╭─ Entries provided
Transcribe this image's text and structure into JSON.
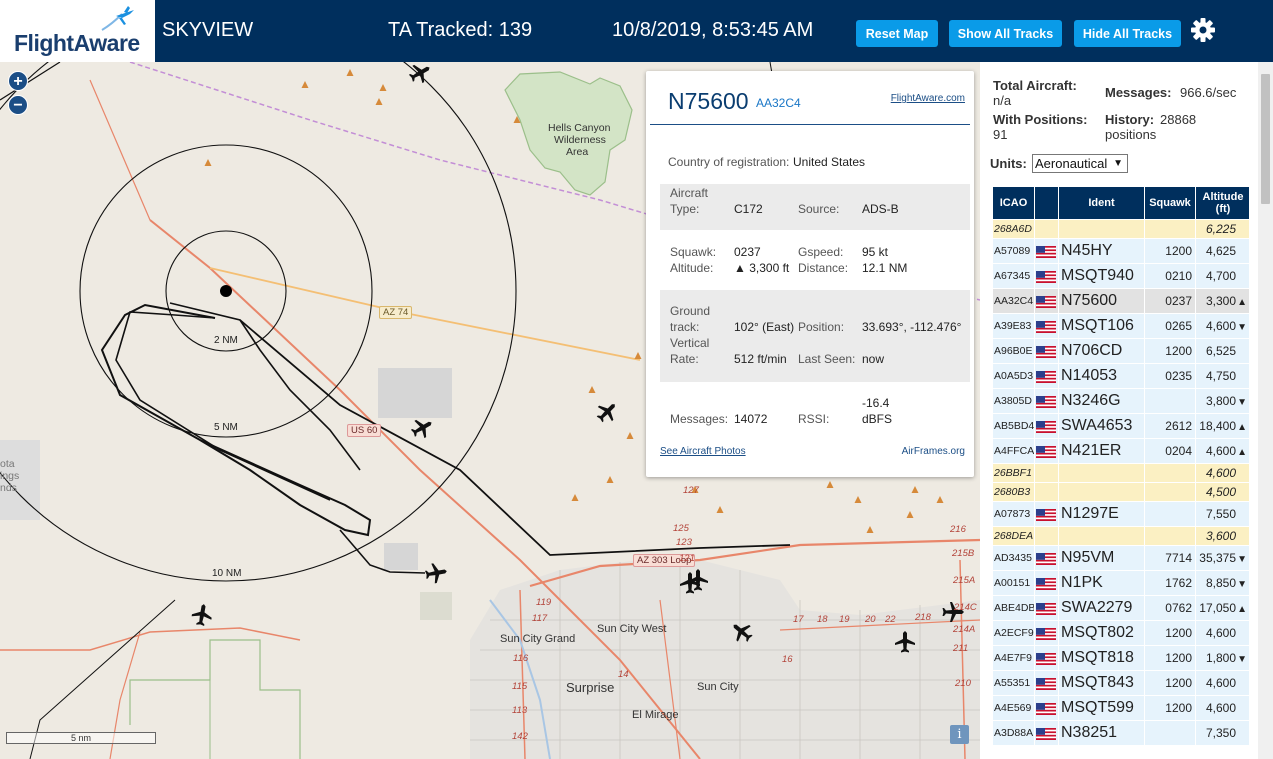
{
  "header": {
    "logo_text": "FlightAware",
    "app_name": "SKYVIEW",
    "ta_tracked": "TA Tracked: 139",
    "clock": "10/8/2019, 8:53:45 AM",
    "buttons": {
      "reset": "Reset Map",
      "show": "Show All Tracks",
      "hide": "Hide All Tracks"
    },
    "settings_icon": "gear-icon"
  },
  "map": {
    "zoom_in": "+",
    "zoom_out": "−",
    "scale": "5 nm",
    "info": "i",
    "rings": [
      "2 NM",
      "5 NM",
      "10 NM"
    ],
    "places": {
      "hells_canyon": "Hells Canyon",
      "wilderness": "Wilderness",
      "area": "Area",
      "sun_city_grand": "Sun City Grand",
      "sun_city_west": "Sun City West",
      "surprise": "Surprise",
      "sun_city": "Sun City",
      "el_mirage": "El Mirage",
      "ota": "ota",
      "ings": "ings",
      "nds": "nds"
    },
    "roads": {
      "az74": "AZ 74",
      "us60": "US 60",
      "az303": "AZ 303 Loop"
    },
    "route_numbers": [
      "127",
      "125",
      "123",
      "121",
      "119",
      "117",
      "116",
      "115",
      "113",
      "142",
      "14",
      "16",
      "17",
      "18",
      "19",
      "20",
      "22",
      "218",
      "216",
      "215B",
      "215A",
      "214C",
      "214A",
      "211",
      "210"
    ]
  },
  "popup": {
    "registration": "N75600",
    "hex": "AA32C4",
    "fa_link": "FlightAware.com",
    "country_label": "Country of registration:",
    "country": "United States",
    "aircraft_type_label_1": "Aircraft",
    "aircraft_type_label_2": "Type:",
    "aircraft_type": "C172",
    "source_label": "Source:",
    "source": "ADS-B",
    "squawk_label": "Squawk:",
    "squawk": "0237",
    "gspeed_label": "Gspeed:",
    "gspeed": "95 kt",
    "altitude_label": "Altitude:",
    "altitude": "▲ 3,300 ft",
    "distance_label": "Distance:",
    "distance": "12.1 NM",
    "ground_label_1": "Ground",
    "ground_label_2": "track:",
    "ground_track": "102° (East)",
    "position_label": "Position:",
    "position": "33.693°, -112.476°",
    "vertical_label_1": "Vertical",
    "vertical_label_2": "Rate:",
    "vertical_rate": "512 ft/min",
    "last_seen_label": "Last Seen:",
    "last_seen": "now",
    "messages_label": "Messages:",
    "messages": "14072",
    "rssi_label": "RSSI:",
    "rssi_1": "-16.4",
    "rssi_2": "dBFS",
    "photos_link": "See Aircraft Photos",
    "airframes_link": "AirFrames.org"
  },
  "sidebar": {
    "total_aircraft_label": "Total Aircraft:",
    "total_aircraft": "n/a",
    "with_positions_label": "With Positions:",
    "with_positions": "91",
    "messages_label": "Messages:",
    "messages": "966.6/sec",
    "history_label": "History:",
    "history": "28868",
    "history_unit": "positions",
    "units_label": "Units:",
    "units_value": "Aeronautical",
    "columns": {
      "icao": "ICAO",
      "ident": "Ident",
      "squawk": "Squawk",
      "altitude_1": "Altitude",
      "altitude_2": "(ft)"
    },
    "rows": [
      {
        "icao": "268A6D",
        "flag": false,
        "ident": "",
        "squawk": "",
        "alt": "6,225",
        "trend": ""
      },
      {
        "icao": "A57089",
        "flag": true,
        "ident": "N45HY",
        "squawk": "1200",
        "alt": "4,625",
        "trend": ""
      },
      {
        "icao": "A67345",
        "flag": true,
        "ident": "MSQT940",
        "squawk": "0210",
        "alt": "4,700",
        "trend": ""
      },
      {
        "icao": "AA32C4",
        "flag": true,
        "ident": "N75600",
        "squawk": "0237",
        "alt": "3,300",
        "trend": "▲"
      },
      {
        "icao": "A39E83",
        "flag": true,
        "ident": "MSQT106",
        "squawk": "0265",
        "alt": "4,600",
        "trend": "▼"
      },
      {
        "icao": "A96B0E",
        "flag": true,
        "ident": "N706CD",
        "squawk": "1200",
        "alt": "6,525",
        "trend": ""
      },
      {
        "icao": "A0A5D3",
        "flag": true,
        "ident": "N14053",
        "squawk": "0235",
        "alt": "4,750",
        "trend": ""
      },
      {
        "icao": "A3805D",
        "flag": true,
        "ident": "N3246G",
        "squawk": "",
        "alt": "3,800",
        "trend": "▼"
      },
      {
        "icao": "AB5BD4",
        "flag": true,
        "ident": "SWA4653",
        "squawk": "2612",
        "alt": "18,400",
        "trend": "▲"
      },
      {
        "icao": "A4FFCA",
        "flag": true,
        "ident": "N421ER",
        "squawk": "0204",
        "alt": "4,600",
        "trend": "▲"
      },
      {
        "icao": "26BBF1",
        "flag": false,
        "ident": "",
        "squawk": "",
        "alt": "4,600",
        "trend": ""
      },
      {
        "icao": "2680B3",
        "flag": false,
        "ident": "",
        "squawk": "",
        "alt": "4,500",
        "trend": ""
      },
      {
        "icao": "A07873",
        "flag": true,
        "ident": "N1297E",
        "squawk": "",
        "alt": "7,550",
        "trend": ""
      },
      {
        "icao": "268DEA",
        "flag": false,
        "ident": "",
        "squawk": "",
        "alt": "3,600",
        "trend": ""
      },
      {
        "icao": "AD3435",
        "flag": true,
        "ident": "N95VM",
        "squawk": "7714",
        "alt": "35,375",
        "trend": "▼"
      },
      {
        "icao": "A00151",
        "flag": true,
        "ident": "N1PK",
        "squawk": "1762",
        "alt": "8,850",
        "trend": "▼"
      },
      {
        "icao": "ABE4DB",
        "flag": true,
        "ident": "SWA2279",
        "squawk": "0762",
        "alt": "17,050",
        "trend": "▲"
      },
      {
        "icao": "A2ECF9",
        "flag": true,
        "ident": "MSQT802",
        "squawk": "1200",
        "alt": "4,600",
        "trend": ""
      },
      {
        "icao": "A4E7F9",
        "flag": true,
        "ident": "MSQT818",
        "squawk": "1200",
        "alt": "1,800",
        "trend": "▼"
      },
      {
        "icao": "A55351",
        "flag": true,
        "ident": "MSQT843",
        "squawk": "1200",
        "alt": "4,600",
        "trend": ""
      },
      {
        "icao": "A4E569",
        "flag": true,
        "ident": "MSQT599",
        "squawk": "1200",
        "alt": "4,600",
        "trend": ""
      },
      {
        "icao": "A3D88A",
        "flag": true,
        "ident": "N38251",
        "squawk": "",
        "alt": "7,350",
        "trend": ""
      }
    ]
  },
  "colors": {
    "header_bg": "#002f5d",
    "button_bg": "#0a9be8",
    "row_bg": "#e6f3fc",
    "noident_bg": "#fbf0c3"
  }
}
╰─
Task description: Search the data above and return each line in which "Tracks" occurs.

Worked solution:
      "show": "Show All Tracks",
      "hide": "Hide All Tracks"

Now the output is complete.